The tears of a clown

Israeli director Tom Shkolnik takes a serious look at London in his debut film "The Comedian."

January 30, 2013 21:21
3 minute read.
Edward Hogg as aspiring London stand up comic in "The Comedian."

The Comedian 370. (photo credit: Courtesy)


Dear Reader,
As you can imagine, more people are reading The Jerusalem Post than ever before. Nevertheless, traditional business models are no longer sustainable and high-quality publications, like ours, are being forced to look for new ways to keep going. Unlike many other news organizations, we have not put up a paywall. We want to keep our journalism open and accessible and be able to keep providing you with news and analysis from the frontlines of Israel, the Middle East and the Jewish World.

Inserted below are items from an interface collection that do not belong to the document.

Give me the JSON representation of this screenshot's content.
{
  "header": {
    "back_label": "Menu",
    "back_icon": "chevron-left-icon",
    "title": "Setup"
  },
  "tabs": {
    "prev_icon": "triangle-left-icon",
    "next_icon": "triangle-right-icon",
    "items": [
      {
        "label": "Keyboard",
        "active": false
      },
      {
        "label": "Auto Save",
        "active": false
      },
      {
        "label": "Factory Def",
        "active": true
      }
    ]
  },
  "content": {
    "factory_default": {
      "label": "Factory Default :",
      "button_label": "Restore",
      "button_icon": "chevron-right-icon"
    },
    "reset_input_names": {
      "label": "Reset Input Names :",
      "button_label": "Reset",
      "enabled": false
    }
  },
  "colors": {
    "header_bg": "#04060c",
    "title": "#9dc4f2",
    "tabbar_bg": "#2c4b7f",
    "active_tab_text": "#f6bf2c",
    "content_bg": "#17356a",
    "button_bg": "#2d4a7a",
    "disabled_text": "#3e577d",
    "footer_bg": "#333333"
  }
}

As one of our loyal readers, we ask you to be our partner.

For $5 a month you will receive access to the following:

  • A user experience almost completely free of ads
  • Access to our Premium Section
  • Content from the award-winning Jerusalem Report and our monthly magazine to learn Hebrew - Ivrit
  • A brand new ePaper featuring the daily newspaper as it appears in print in Israel

Help us grow and continue telling Israel’s story to the world.

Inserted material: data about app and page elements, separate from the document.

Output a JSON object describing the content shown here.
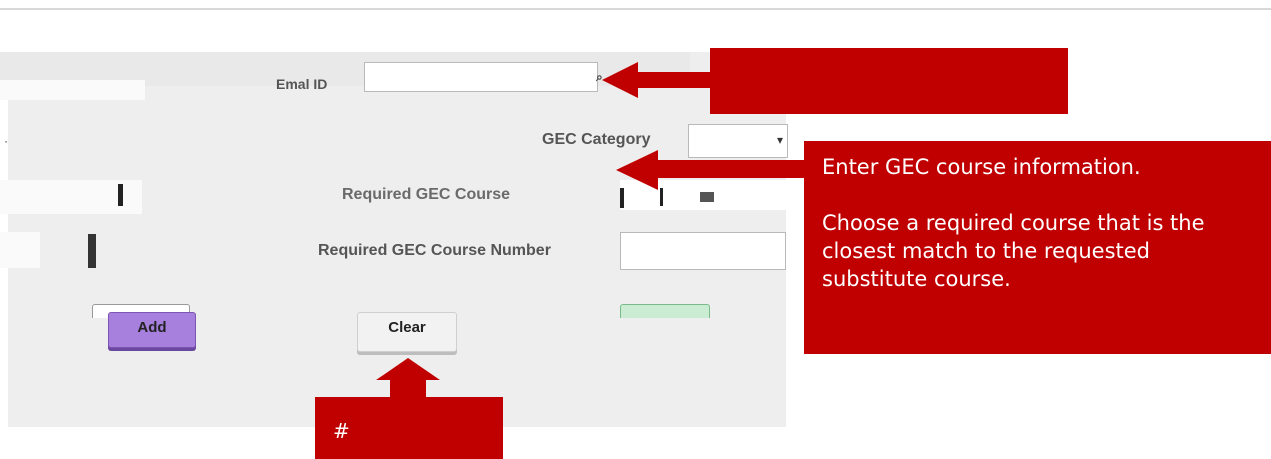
{
  "form": {
    "email_label": "Emal ID",
    "gec_category_label": "GEC Category",
    "req_course_label": "Required GEC Course",
    "req_course_number_label": "Required GEC Course Number",
    "email_value": "",
    "gec_category_value": "",
    "req_course_number_value": ""
  },
  "buttons": {
    "add_label": "Add",
    "clear_label": "Clear"
  },
  "callouts": {
    "email_hint": "",
    "gec_info_line1": "Enter GEC course information.",
    "gec_info_line2": "Choose a required course that is the closest match to the requested substitute course.",
    "clear_hint": "#"
  },
  "colors": {
    "callout": "#c00000",
    "panel": "#eeeeee",
    "add_button": "#a77fdc"
  }
}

Thank you,

Ronit Hasin-Hochman, CEO, Jerusalem Post Group
Yaakov Katz, Editor-in-Chief


Tom Shkolnik, the hipster director of the acclaimed new film, The Comedian, showing in the British Film Festival running from January 31 till mid-February at cinematheques around the country, is actually Israeli. Shkolnik will attend the Israeli screenings of The Comedian.

You’d never guess it from his perfect English, but Shkolnik was born and raised in Yehud. In the army, he learned filmmaking and made educational films, then he “skipped the Tel Aviv stage” after his military service and moved to England a decade ago. In London, he studied theater directing at the Drama Centre London and made two short films.

“When I came to drama school I knew how to edit and how to work a camera. I was surrounded by all these talented actors and I thought it would be a waste not to make a film,” he says.

When he was ready to make a full-length film, he knew he didn’t want to go the conventional route.

“I was very influenced by the films of John Cassavetes,” he says. “I liked that jazzy feel. These films were about urban young people.”

Cassavetes’ classic Sixties films, such as Husbands, are also notable for the emotional turmoil their characters go through. As Shkolnik thought about making a film, he found himself in a troubled period in his own life, even though his short films had been quite successful.

“I wasn’t very happy. I was going through a breakup.

A friend worked around the corner in Soho in a call center. I would meet him for lunch every day. He’s gay. He’d tell me stories about his sexual life, about drifting through the city meeting people. And it was connected in my mind to the idea of a stand-up comedian.

I thought of putting these two things together.”

The Comedian, which was shown last fall at the London Film Festival, tells the story of an aspiring London stand-up comic, Ed (Edward Hogg), whose anger over his own struggles in life threatens to overwhelm his comedy. He works in a call center, a job he hates, and develops a passionate but platonic friendship with Elisa (Elisa Lasowski), his roommate. He also begins a passionate but very sexual affair with Nathan (Nathan Stewart-Jarrett). Elisa feels threatened by his relationship with Nathan, and Ed finds himself in the middle.

But Shkolnik decided to give this plot an improvisational, Cassavetes-inspired treatment.

“It was almost like a documentary. None of the film was scripted. It was a whole experiment, to take people who didn’t know each other and put them together and see what came out of them, what would happen when they got together,” he said.

The Comedian is not only a story of these people, but also of a place and a state of mind.

“We tried to get a sense of how people feel in London, of not knowing where your life is going and at a certain point. There’s a lot of confusion. The actors in the film are playing themselves and not playing themselves.

The idea was that we would strip everything down to the bare minimum. The whole film was shot in one take. We only did one take per scene. It was part of this attempt to get to something very bare and quite exposed. All the places we filmed were real places, not sets. In the comedy club scenes, the audience was a real audience.”

Shkolnik did have another influence besides Cassavetes, and it’s a surprising one: Larry David’s television comedy, Curb Your Enthusiasm.

“Everyone is using their own name, like in Curb Your Enthusiasm. Everyone is playing a version of themselves,” he says of his film.

While Shkolnik is interested in the film scene in Israel, he is still enjoying his love-hate relationship with the city he has called home for the past decade.

“The anonymity that London gives you compared to Israel is interesting. London is the most anonymous you can find. It can be quite alienating,” he says. “The recession has hit England very hard and for someone like Ed, it’s very hard. What options are open to a person like him? That’s part of his rage.

There aren’t that many places for him to go.”

For the time being, though, Shkolnik is staying put, except when he brings The Comedian to film festivals.

Related Content

Sarah Silverman
August 26, 2014
Jewish women take home gold at 2014 Emmys


Cookie Settings